**Exercise objective**
Give the records again word for word. Leave every picture out.
^^^^^^^^^^^^^^^^
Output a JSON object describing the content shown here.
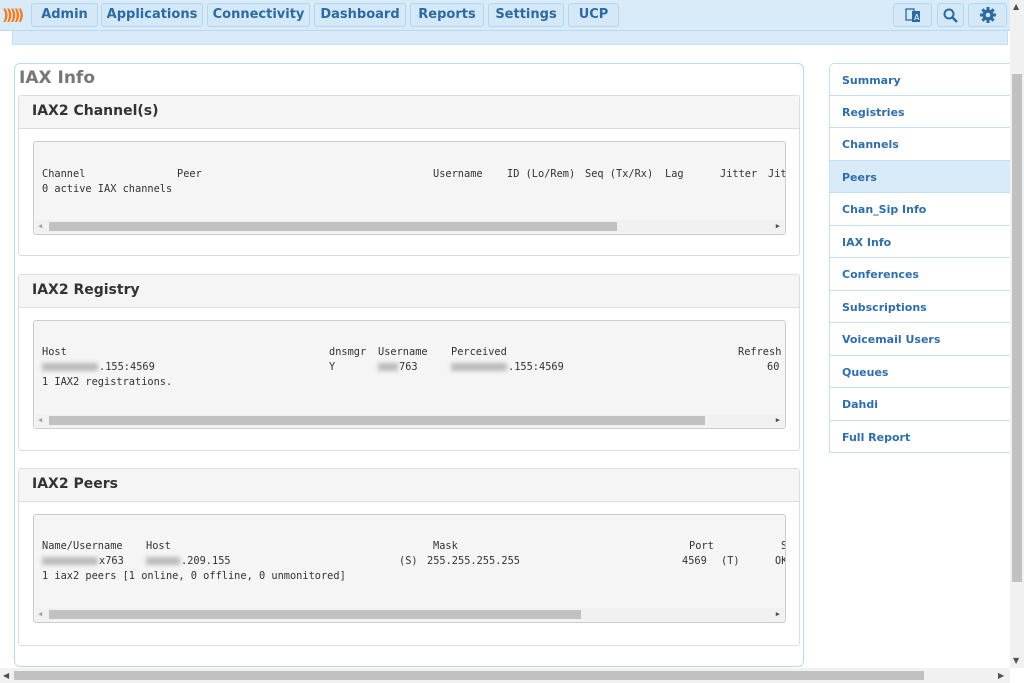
{
  "nav": {
    "items": [
      "Admin",
      "Applications",
      "Connectivity",
      "Dashboard",
      "Reports",
      "Settings",
      "UCP"
    ],
    "icons": [
      "language-icon",
      "search-icon",
      "gear-icon"
    ],
    "accent": "#2b6aa3",
    "logo_color": "#f47c20"
  },
  "page": {
    "title": "IAX Info"
  },
  "channels": {
    "title": "IAX2 Channel(s)",
    "header": [
      "Channel",
      "Peer",
      "Username",
      "ID (Lo/Rem)",
      "Seq (Tx/Rx)",
      "Lag",
      "Jitter",
      "Jit"
    ],
    "summary": "0 active IAX channels"
  },
  "registry": {
    "title": "IAX2 Registry",
    "header": [
      "Host",
      "dnsmgr",
      "Username",
      "Perceived",
      "Refresh"
    ],
    "row": {
      "host_suffix": ".155:4569",
      "dnsmgr": "Y",
      "username_suffix": "763",
      "perceived_suffix": ".155:4569",
      "refresh": "60"
    },
    "summary": "1 IAX2 registrations."
  },
  "peers": {
    "title": "IAX2 Peers",
    "header": [
      "Name/Username",
      "Host",
      "Mask",
      "Port",
      "S"
    ],
    "row": {
      "name_suffix": "x763",
      "host_suffix": ".209.155",
      "dyn": "(S)",
      "mask": "255.255.255.255",
      "port": "4569",
      "trunk": "(T)",
      "status": "OK"
    },
    "summary": "1 iax2 peers [1 online, 0 offline, 0 unmonitored]"
  },
  "sidebar": {
    "items": [
      "Summary",
      "Registries",
      "Channels",
      "Peers",
      "Chan_Sip Info",
      "IAX Info",
      "Conferences",
      "Subscriptions",
      "Voicemail Users",
      "Queues",
      "Dahdi",
      "Full Report"
    ],
    "active": "Peers"
  }
}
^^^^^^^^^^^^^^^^
**Exercise output**
Output a JSON object describing the content shown here.
{
  "nav": {
    "items": [
      "Admin",
      "Applications",
      "Connectivity",
      "Dashboard",
      "Reports",
      "Settings",
      "UCP"
    ],
    "icons": [
      "language-icon",
      "search-icon",
      "gear-icon"
    ],
    "accent": "#2b6aa3",
    "logo_color": "#f47c20"
  },
  "page": {
    "title": "IAX Info"
  },
  "channels": {
    "title": "IAX2 Channel(s)",
    "header": [
      "Channel",
      "Peer",
      "Username",
      "ID (Lo/Rem)",
      "Seq (Tx/Rx)",
      "Lag",
      "Jitter",
      "Jit"
    ],
    "summary": "0 active IAX channels"
  },
  "registry": {
    "title": "IAX2 Registry",
    "header": [
      "Host",
      "dnsmgr",
      "Username",
      "Perceived",
      "Refresh"
    ],
    "row": {
      "host_suffix": ".155:4569",
      "dnsmgr": "Y",
      "username_suffix": "763",
      "perceived_suffix": ".155:4569",
      "refresh": "60"
    },
    "summary": "1 IAX2 registrations."
  },
  "peers": {
    "title": "IAX2 Peers",
    "header": [
      "Name/Username",
      "Host",
      "Mask",
      "Port",
      "S"
    ],
    "row": {
      "name_suffix": "x763",
      "host_suffix": ".209.155",
      "dyn": "(S)",
      "mask": "255.255.255.255",
      "port": "4569",
      "trunk": "(T)",
      "status": "OK"
    },
    "summary": "1 iax2 peers [1 online, 0 offline, 0 unmonitored]"
  },
  "sidebar": {
    "items": [
      "Summary",
      "Registries",
      "Channels",
      "Peers",
      "Chan_Sip Info",
      "IAX Info",
      "Conferences",
      "Subscriptions",
      "Voicemail Users",
      "Queues",
      "Dahdi",
      "Full Report"
    ],
    "active": "Peers"
  }
}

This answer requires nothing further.